** AIM OF THE TASK **
Once you have read the entries, please say how many lines hold the string "Earth", giving the number only.

Items from an interface collection
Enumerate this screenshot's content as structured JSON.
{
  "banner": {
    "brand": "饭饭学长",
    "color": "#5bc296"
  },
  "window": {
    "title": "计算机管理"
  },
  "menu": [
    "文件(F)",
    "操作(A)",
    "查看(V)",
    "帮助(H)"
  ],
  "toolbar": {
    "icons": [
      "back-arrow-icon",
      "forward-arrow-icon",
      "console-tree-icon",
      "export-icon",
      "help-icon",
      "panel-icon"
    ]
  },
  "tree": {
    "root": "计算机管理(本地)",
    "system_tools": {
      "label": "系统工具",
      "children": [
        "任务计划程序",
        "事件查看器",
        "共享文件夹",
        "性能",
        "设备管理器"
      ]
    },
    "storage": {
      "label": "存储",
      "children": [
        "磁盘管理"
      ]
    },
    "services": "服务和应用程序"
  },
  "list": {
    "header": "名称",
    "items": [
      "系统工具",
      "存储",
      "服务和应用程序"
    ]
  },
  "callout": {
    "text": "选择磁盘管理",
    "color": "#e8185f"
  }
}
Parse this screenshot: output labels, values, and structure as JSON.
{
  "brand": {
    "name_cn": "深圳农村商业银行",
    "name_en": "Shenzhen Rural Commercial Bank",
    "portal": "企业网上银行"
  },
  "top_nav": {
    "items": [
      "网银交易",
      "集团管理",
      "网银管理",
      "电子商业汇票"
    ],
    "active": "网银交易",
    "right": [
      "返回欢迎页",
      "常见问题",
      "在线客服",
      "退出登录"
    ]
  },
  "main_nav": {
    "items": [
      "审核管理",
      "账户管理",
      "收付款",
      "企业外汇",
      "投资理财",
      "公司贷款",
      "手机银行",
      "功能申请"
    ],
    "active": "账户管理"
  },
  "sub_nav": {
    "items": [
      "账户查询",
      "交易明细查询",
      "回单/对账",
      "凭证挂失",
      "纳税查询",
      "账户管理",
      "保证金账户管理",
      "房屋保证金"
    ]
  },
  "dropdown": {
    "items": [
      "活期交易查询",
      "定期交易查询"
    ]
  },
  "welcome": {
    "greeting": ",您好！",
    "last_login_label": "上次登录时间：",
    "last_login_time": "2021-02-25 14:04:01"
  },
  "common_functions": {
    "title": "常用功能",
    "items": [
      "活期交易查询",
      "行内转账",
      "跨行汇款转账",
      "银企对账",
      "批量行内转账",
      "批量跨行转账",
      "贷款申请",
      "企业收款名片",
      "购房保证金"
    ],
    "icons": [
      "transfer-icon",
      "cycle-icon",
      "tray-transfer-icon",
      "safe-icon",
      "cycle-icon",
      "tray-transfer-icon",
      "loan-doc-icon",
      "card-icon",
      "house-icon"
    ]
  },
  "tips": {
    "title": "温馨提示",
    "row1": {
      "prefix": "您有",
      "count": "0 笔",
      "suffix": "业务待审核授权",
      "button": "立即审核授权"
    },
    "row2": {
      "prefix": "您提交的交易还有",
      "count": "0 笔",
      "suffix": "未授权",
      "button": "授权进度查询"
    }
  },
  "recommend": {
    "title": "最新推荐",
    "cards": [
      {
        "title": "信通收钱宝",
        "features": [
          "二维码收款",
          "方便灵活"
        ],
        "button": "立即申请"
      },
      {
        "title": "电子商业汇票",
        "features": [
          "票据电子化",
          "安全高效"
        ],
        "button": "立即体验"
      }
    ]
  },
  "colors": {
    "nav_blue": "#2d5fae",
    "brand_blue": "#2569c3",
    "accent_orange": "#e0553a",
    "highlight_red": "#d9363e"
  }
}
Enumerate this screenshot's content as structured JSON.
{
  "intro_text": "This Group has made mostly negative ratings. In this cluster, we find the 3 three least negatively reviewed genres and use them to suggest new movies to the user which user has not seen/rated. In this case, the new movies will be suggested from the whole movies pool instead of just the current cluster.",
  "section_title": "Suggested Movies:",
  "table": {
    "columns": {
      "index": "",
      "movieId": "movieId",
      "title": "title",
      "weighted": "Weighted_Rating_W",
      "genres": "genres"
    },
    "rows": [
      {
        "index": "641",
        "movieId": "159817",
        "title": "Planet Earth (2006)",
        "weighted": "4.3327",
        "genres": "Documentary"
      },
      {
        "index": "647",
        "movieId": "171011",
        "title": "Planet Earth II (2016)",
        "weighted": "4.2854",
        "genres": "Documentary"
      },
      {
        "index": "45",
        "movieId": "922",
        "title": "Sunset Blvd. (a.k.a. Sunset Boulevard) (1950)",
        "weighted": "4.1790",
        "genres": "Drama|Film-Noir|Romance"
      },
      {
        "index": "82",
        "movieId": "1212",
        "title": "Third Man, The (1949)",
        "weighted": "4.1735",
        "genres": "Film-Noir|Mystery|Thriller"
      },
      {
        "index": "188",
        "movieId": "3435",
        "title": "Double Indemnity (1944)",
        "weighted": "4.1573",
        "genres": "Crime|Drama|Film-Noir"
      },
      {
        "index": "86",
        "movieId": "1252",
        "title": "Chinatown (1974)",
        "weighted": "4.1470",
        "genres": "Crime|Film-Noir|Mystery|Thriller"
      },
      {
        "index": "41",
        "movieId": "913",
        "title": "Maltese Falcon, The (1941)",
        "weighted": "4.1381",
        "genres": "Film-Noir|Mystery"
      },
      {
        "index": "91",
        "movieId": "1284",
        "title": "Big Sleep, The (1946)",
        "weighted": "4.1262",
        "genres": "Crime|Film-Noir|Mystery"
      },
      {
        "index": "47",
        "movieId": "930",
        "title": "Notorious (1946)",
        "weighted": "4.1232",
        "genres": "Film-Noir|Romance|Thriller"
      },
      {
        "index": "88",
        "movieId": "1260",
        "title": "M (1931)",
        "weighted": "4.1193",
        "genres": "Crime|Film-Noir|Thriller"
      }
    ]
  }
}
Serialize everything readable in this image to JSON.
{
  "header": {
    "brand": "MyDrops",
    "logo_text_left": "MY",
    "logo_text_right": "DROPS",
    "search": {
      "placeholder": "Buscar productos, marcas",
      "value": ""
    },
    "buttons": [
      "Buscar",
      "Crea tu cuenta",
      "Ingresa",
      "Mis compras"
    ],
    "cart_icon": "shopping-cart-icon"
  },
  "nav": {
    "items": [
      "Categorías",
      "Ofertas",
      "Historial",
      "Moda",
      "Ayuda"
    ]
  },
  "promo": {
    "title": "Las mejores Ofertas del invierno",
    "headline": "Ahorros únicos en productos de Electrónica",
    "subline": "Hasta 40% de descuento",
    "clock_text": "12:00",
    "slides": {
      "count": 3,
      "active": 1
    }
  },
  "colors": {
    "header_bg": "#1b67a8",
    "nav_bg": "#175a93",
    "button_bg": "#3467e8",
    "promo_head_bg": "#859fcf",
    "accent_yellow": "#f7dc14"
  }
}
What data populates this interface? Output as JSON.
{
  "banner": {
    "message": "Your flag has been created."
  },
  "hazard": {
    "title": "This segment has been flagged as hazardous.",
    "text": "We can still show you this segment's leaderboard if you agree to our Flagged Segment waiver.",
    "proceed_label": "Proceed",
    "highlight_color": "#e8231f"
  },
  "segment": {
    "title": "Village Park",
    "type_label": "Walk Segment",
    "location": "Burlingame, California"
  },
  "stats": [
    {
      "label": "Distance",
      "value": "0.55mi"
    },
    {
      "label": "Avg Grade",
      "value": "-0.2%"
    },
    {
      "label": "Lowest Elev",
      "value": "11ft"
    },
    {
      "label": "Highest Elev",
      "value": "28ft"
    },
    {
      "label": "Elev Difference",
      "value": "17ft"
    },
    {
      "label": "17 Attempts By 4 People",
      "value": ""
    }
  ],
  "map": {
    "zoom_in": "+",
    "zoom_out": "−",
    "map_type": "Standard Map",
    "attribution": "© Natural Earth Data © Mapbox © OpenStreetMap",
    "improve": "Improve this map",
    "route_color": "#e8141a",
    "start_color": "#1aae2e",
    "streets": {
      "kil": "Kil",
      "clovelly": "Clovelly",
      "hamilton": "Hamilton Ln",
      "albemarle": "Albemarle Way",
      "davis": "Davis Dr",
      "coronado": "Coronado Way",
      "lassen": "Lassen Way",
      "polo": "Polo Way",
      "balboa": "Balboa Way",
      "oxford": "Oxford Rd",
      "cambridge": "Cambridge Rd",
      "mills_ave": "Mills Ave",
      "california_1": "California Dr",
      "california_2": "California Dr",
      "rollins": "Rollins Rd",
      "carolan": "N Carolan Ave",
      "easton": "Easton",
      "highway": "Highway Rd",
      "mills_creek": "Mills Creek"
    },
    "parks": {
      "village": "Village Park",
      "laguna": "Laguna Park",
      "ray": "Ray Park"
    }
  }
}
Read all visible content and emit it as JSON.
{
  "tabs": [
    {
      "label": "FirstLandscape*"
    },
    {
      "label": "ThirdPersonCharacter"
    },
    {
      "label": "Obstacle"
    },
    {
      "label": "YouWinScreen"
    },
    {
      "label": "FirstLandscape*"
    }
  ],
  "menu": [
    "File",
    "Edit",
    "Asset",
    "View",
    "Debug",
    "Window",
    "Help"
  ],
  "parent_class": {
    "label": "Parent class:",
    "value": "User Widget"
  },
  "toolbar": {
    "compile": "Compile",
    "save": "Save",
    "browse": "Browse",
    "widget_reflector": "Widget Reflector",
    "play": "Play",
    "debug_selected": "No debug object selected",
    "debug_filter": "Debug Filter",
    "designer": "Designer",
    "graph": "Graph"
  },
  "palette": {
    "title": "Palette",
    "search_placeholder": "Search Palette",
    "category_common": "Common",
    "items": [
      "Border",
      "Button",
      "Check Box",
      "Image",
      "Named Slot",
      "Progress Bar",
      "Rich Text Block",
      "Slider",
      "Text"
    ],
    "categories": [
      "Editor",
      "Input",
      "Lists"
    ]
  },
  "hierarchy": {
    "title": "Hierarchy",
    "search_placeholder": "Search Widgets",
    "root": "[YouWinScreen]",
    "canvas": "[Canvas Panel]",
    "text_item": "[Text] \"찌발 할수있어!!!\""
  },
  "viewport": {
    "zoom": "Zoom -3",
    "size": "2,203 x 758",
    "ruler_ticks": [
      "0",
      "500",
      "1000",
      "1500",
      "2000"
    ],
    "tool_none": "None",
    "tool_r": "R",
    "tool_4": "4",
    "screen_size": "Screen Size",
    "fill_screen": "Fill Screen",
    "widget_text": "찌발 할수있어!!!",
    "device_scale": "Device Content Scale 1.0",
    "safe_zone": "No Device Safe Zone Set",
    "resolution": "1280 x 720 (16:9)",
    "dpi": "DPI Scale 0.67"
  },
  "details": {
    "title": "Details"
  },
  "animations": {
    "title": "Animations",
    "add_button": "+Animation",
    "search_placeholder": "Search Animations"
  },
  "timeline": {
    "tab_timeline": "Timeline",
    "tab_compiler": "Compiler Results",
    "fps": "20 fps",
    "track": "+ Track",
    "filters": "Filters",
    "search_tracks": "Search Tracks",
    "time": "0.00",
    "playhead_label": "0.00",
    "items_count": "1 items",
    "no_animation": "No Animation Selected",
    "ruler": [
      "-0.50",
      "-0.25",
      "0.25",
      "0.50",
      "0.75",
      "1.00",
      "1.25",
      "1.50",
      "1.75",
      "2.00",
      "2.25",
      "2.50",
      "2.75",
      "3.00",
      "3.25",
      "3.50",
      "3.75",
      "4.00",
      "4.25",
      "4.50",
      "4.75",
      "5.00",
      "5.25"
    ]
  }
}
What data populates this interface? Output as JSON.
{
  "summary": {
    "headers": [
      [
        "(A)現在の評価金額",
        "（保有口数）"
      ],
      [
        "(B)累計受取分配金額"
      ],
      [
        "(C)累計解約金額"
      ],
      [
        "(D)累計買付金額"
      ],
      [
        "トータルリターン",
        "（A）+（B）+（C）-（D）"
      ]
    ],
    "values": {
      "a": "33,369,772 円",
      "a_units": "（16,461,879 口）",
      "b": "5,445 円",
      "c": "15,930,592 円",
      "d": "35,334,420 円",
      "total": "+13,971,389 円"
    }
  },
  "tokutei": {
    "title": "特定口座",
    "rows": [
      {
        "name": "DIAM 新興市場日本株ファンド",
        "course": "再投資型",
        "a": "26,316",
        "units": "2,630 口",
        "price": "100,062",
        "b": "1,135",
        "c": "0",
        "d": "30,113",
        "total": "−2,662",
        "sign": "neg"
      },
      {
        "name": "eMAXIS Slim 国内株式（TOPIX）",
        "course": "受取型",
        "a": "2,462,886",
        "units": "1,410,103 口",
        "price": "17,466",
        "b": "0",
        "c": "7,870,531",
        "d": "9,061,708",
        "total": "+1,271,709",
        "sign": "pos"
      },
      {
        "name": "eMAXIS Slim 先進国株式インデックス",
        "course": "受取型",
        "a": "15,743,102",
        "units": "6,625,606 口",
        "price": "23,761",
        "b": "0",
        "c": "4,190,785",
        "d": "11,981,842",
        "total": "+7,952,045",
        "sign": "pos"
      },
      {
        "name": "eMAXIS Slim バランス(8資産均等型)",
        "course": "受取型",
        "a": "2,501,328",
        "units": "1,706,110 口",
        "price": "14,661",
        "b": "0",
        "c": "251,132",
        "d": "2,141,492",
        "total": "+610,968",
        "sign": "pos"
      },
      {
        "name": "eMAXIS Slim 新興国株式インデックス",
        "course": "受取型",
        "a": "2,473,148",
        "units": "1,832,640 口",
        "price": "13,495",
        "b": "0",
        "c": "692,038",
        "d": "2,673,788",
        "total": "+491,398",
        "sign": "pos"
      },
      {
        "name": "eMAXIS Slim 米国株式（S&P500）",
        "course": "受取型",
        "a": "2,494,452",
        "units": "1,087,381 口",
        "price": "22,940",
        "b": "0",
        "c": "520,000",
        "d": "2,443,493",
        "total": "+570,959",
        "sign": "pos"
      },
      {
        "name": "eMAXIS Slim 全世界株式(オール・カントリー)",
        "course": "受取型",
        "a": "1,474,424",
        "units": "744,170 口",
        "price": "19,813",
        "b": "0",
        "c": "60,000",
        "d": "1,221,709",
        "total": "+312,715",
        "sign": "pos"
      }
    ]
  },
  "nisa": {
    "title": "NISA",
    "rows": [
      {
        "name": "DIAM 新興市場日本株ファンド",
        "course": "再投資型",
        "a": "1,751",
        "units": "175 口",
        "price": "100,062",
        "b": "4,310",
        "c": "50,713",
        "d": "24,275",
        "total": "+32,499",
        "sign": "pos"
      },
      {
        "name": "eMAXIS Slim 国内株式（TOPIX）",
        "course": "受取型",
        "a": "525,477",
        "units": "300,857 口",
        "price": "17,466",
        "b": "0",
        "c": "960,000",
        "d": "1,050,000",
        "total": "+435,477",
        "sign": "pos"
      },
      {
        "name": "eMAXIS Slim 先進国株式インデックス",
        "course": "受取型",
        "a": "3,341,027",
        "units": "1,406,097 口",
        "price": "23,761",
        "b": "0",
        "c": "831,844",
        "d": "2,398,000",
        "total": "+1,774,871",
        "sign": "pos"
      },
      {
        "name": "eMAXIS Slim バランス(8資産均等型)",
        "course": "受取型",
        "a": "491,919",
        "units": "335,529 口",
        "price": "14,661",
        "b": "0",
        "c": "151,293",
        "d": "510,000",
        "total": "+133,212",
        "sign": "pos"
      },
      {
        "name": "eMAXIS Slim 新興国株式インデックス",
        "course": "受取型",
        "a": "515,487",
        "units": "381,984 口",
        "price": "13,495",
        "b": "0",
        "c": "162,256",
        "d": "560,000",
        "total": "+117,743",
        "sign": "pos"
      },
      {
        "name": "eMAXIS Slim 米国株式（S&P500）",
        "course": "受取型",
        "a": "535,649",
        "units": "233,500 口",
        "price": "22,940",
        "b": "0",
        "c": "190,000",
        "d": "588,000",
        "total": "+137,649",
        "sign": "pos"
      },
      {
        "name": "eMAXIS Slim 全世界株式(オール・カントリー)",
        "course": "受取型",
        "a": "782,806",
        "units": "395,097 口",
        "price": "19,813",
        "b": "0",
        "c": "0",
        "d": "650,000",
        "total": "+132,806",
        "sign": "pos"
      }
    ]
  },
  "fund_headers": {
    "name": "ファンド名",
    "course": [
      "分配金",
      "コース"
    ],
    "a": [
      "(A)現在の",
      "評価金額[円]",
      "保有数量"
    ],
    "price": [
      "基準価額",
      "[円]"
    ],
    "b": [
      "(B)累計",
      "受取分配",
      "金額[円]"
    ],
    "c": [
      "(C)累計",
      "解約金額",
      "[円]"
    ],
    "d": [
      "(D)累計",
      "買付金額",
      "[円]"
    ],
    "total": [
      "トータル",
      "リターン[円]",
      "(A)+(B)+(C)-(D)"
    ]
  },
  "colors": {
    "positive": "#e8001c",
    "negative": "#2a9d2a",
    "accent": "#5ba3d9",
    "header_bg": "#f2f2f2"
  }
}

** TASK ANSWER **
3